The Crusades were a brutal time. European leaders organized enormous military operations sanctioned by the Roman Pope and intended to slaughter heretics and thereby gain God's favor, political power, and enormous wealth. The Crusades started by trying to retake the Holy Land from the Moslem Arabs. Later Crusades found that other varieties of Christians were equally eligible targets, and sometimes far more convenient and less powerful militarily. The Fourth Crusade of 1202-1204 never made it past Constantinople, it was dedicated to increasing the political power and wealth of the Doge of Venice and the German King of Swabia. The advanced society of Byzantium was sacked and largely destroyed by forces which were, relatively speaking, barbarians from the northwest. The Albigensian Crusade of 1209-1229 was a military campaign started by Pope Innocent III to eliminate the Christian heresy of Catharism, which was accomplished the Cathars of southern France. The Northern Crusades of 1198-1290 had German forces fighting Russian Orthodox forces and slaughtering pagan Baltic people. The Children's Crusade of 1212 was an especially disastrous episode in which European Christians got the idea of sending children to fight the Muslims in the Holy Land.
It was not a proud time for Europeans leaders who were portraying themselves as wonderful Christians.
What today is the harbor in the Turkish town of Bodrum had been a fortification as far back as Doric times, around 1110 BC, and was the site of the palace of King Mausulos. His enormous tomb, completed in 353 BC, is the source of our word "Mausoleum". Back then the city was known as Halicarnassus.
The Knights Hospitalier, also known as the Knights of Saint John of Jerusalem, were based on Rhodes and they wanted another stronghold on the mainland to defend against the Seljuk Turks.
In 1404 AD the Knights Hospitalier began building the Castle of Saint Peter at Halicarnassus on the site of a small 11th century Seljuk castle. By then the port city was known as Bodrum, as it is today. Construction workers were promised in 1409 that a papal degree guaranteed them a reservation in Heaven. By 1437 they had completed the outer wall.
Seige warfare had been common since ancient times. The limiting factor in a seige is drinking water. The Knights included fourteen cisterns for collecting rainwater in their castle.
These are some of the Crusaders' toilets
The growing Ottoman Empire attacked the castle, first in 1453 after the fall of Constantinople and again in 1480 under Sultan Mehmed II.
Just two years later in 1482, Mehmed II had died and his son Bayezid II was now the Sultan. His other son Prince Cem Sultan raised a revolt against his brother. When the revolt failed, Prince Cem Sultan sought refuge in the crusaders' Bodrum castle.
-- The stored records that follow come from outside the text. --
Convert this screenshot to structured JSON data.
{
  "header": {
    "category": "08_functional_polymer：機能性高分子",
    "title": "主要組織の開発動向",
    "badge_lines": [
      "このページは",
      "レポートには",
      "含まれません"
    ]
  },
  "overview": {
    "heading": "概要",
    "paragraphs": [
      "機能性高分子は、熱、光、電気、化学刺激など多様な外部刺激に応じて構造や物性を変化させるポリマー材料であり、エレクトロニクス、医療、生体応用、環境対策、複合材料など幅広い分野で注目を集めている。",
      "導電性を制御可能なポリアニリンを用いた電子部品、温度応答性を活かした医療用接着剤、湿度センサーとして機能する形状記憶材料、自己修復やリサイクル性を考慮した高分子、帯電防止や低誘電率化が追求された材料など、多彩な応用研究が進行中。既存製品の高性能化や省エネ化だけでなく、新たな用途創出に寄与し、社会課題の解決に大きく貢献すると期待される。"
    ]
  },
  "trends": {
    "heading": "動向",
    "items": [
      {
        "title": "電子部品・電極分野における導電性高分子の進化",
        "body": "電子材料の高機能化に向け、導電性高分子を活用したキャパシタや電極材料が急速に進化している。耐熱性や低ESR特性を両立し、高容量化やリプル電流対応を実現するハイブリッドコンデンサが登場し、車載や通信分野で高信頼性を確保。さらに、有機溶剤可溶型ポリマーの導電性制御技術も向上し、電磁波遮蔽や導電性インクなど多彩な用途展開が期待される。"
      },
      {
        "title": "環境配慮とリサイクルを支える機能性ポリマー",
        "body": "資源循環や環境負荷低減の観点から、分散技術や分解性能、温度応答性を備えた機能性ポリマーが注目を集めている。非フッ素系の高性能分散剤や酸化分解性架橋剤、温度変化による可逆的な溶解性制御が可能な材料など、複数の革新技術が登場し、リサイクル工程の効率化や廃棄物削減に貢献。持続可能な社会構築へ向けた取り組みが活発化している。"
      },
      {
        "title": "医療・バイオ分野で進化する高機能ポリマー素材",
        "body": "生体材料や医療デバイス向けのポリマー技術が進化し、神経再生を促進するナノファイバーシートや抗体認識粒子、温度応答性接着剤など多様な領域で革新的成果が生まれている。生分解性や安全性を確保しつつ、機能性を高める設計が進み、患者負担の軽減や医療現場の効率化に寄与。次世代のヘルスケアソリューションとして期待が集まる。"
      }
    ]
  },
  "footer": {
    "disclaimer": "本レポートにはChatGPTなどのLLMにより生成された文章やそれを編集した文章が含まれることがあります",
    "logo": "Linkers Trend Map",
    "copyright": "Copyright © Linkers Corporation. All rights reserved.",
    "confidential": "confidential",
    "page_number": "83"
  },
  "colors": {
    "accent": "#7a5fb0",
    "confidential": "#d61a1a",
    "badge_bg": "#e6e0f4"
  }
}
Various extensions and reconstructions continued for at least a century. In the early 1500s the Tomb of King Mausulos, one of the Seven Wonders of the Ancient World, was finally disassembled in the quest to fortify the castle. Its stones had been used in the initial construction, and by 1522 the last of them were used.
The castle fell to Suleiman the Magnificent in 1522. The knights withdrew to Malta, and the Ottoman Empire took control of Bodrum and the Castle of Saint Peter. It was used as a military base by the Turks through the 1800s. It was a Turkish army base in 1824 during the Greek Revolt. In 1895 it was converted into a prison.
It was an Italian garrison 1917-1921, but the Italians withdrew when Atatürk came to power. It stood empty for 40 years, becoming the Museum of Underwater Archaeology in 1962.
Intestinal Parasites During the Crusades
The Smithsonian Institution reported that the toilets in a Crusader castle on Cyrpus contained eggs from the Crusaders' parasites. As the researchers reported in the International Journal of Paleopathology, they found eggs from Trichris trichiura or the whipworm and Ascaris lumbricoides or the giant roundworm. These continue as two of the most common and widespread intestinal parasites in modern times.
As they wrote, "Poor hygiene with dirty hands, contamination of the food and water supplies with faecal material, inadequate disposal of the faecal material, and consumption of unwashed vegetables fertilized with human faeces are some of the means through uhich roundworms and whipworms are spread."
Other studies report that 15 to 20 percent of nobles and the clergy died from malnutrition and disease during the Crusades. The authors of the study poing out that the soldiers would have been even worse off. "It is quite likely that a heavy load of intestinal parasites in soldiers on crusade expeditions and in castles undergoing long sieges would have predisposed to death from malnutrition. This clearly has implications for our understanding of health and disease on mediaeval military expeditions such as the crusades."